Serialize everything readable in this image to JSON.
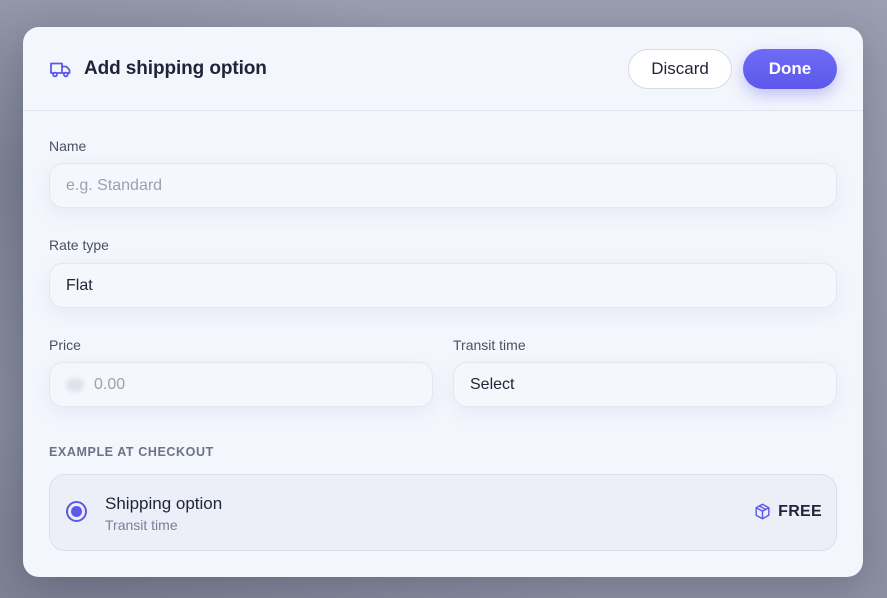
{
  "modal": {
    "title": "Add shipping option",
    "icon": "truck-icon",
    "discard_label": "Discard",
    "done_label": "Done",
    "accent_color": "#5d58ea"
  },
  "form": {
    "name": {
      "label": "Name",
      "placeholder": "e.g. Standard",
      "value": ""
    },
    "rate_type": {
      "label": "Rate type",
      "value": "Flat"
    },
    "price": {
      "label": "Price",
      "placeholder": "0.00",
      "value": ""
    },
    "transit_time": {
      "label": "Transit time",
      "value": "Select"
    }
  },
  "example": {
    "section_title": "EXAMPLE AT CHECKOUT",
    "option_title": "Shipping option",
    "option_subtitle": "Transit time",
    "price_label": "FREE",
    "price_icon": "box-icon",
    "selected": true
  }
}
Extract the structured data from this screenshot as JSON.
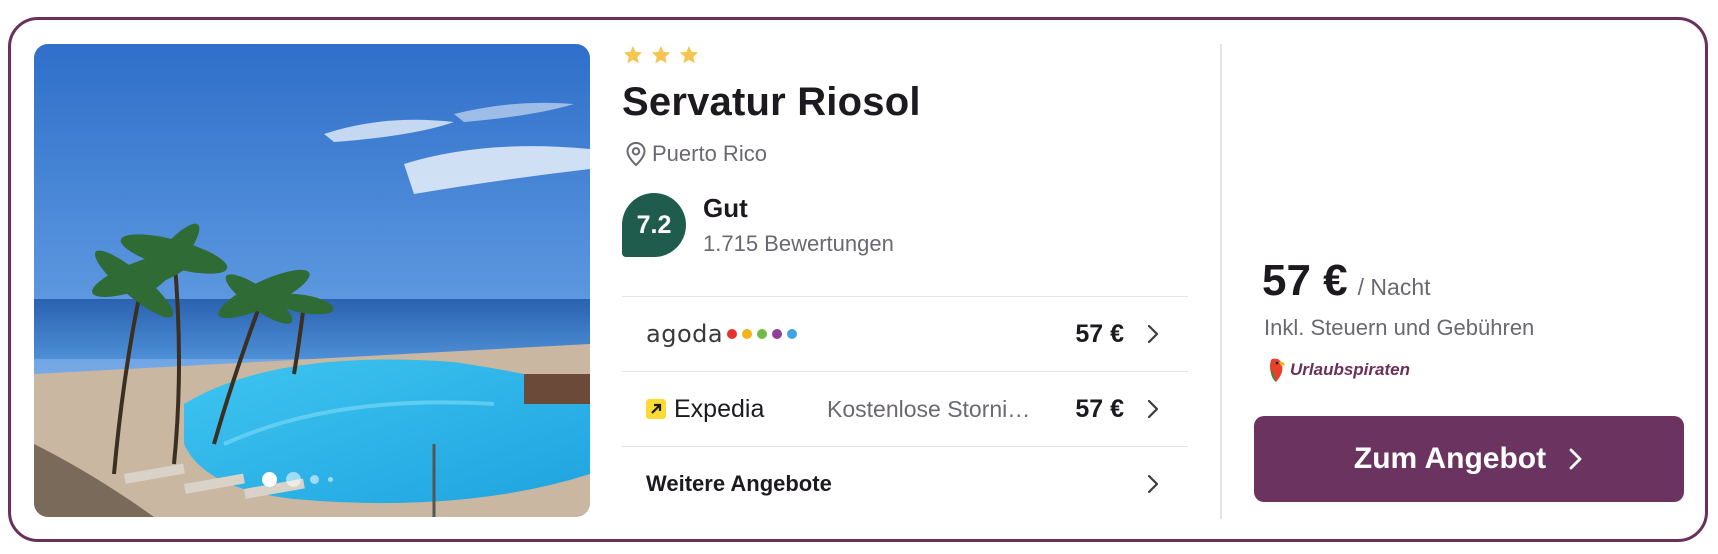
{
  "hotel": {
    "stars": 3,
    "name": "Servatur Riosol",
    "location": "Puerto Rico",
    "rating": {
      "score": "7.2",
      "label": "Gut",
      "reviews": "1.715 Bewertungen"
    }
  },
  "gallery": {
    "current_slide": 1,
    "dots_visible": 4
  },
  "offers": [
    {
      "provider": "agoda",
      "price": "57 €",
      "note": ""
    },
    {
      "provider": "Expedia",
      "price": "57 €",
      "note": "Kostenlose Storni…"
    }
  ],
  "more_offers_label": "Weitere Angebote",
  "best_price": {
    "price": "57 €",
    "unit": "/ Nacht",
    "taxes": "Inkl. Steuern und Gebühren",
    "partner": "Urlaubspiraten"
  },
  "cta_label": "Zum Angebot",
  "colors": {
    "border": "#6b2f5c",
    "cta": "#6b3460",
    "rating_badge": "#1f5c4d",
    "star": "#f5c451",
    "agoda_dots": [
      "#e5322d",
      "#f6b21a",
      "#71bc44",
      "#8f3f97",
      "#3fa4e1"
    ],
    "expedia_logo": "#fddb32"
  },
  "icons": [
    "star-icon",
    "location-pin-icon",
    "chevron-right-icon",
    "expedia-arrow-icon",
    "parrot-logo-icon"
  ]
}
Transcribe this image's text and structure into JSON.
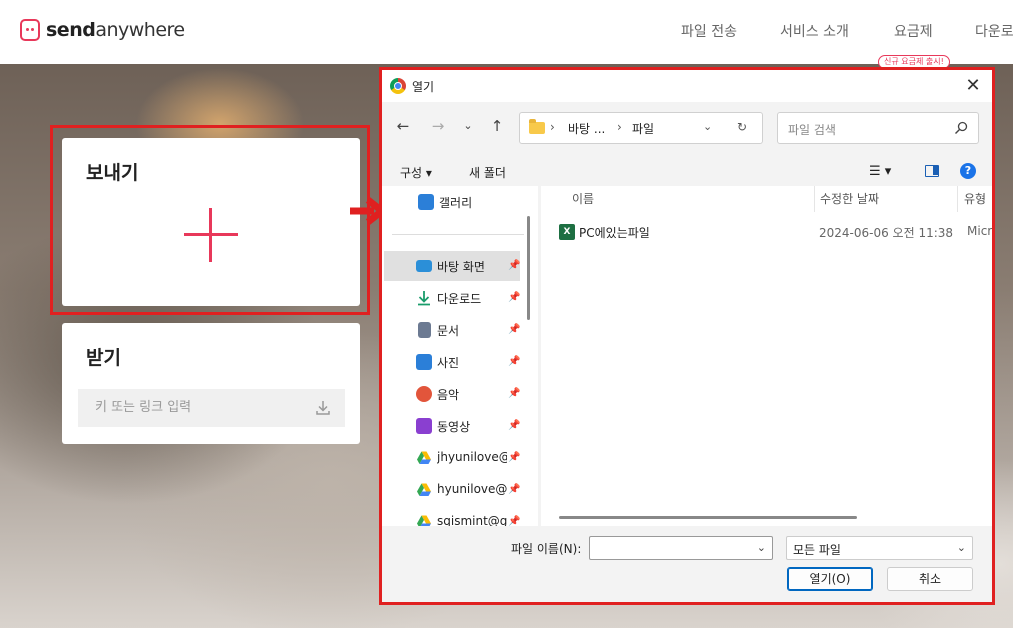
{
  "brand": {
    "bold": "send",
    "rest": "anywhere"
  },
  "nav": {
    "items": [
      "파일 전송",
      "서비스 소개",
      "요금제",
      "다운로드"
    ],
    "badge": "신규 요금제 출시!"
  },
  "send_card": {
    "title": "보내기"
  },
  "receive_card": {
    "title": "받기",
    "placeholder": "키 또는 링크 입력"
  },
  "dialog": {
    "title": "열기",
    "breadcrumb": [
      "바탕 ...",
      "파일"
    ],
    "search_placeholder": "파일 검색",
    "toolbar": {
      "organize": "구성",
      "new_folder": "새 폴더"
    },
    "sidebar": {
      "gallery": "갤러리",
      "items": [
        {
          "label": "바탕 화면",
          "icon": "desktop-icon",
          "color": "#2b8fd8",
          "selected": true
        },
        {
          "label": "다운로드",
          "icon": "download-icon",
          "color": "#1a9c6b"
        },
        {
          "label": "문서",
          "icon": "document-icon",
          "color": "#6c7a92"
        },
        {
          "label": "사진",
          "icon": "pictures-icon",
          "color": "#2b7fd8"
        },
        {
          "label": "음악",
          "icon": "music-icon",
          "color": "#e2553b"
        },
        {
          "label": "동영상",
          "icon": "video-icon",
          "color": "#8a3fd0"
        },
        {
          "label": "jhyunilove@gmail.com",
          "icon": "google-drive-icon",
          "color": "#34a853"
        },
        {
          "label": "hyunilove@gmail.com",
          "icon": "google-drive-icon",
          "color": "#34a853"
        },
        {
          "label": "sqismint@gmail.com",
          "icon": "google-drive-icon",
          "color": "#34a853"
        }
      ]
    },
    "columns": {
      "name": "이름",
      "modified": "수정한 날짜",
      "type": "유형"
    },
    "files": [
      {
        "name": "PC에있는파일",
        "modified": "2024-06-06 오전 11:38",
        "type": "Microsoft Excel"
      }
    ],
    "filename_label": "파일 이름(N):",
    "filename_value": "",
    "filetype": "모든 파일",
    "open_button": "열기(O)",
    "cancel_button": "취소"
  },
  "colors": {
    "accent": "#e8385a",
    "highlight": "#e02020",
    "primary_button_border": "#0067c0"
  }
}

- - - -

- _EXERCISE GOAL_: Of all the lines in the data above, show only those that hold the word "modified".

- _RESPONSE BOX_:
      "modified": "수정한 날짜",
        "modified": "2024-06-06 오전 11:38",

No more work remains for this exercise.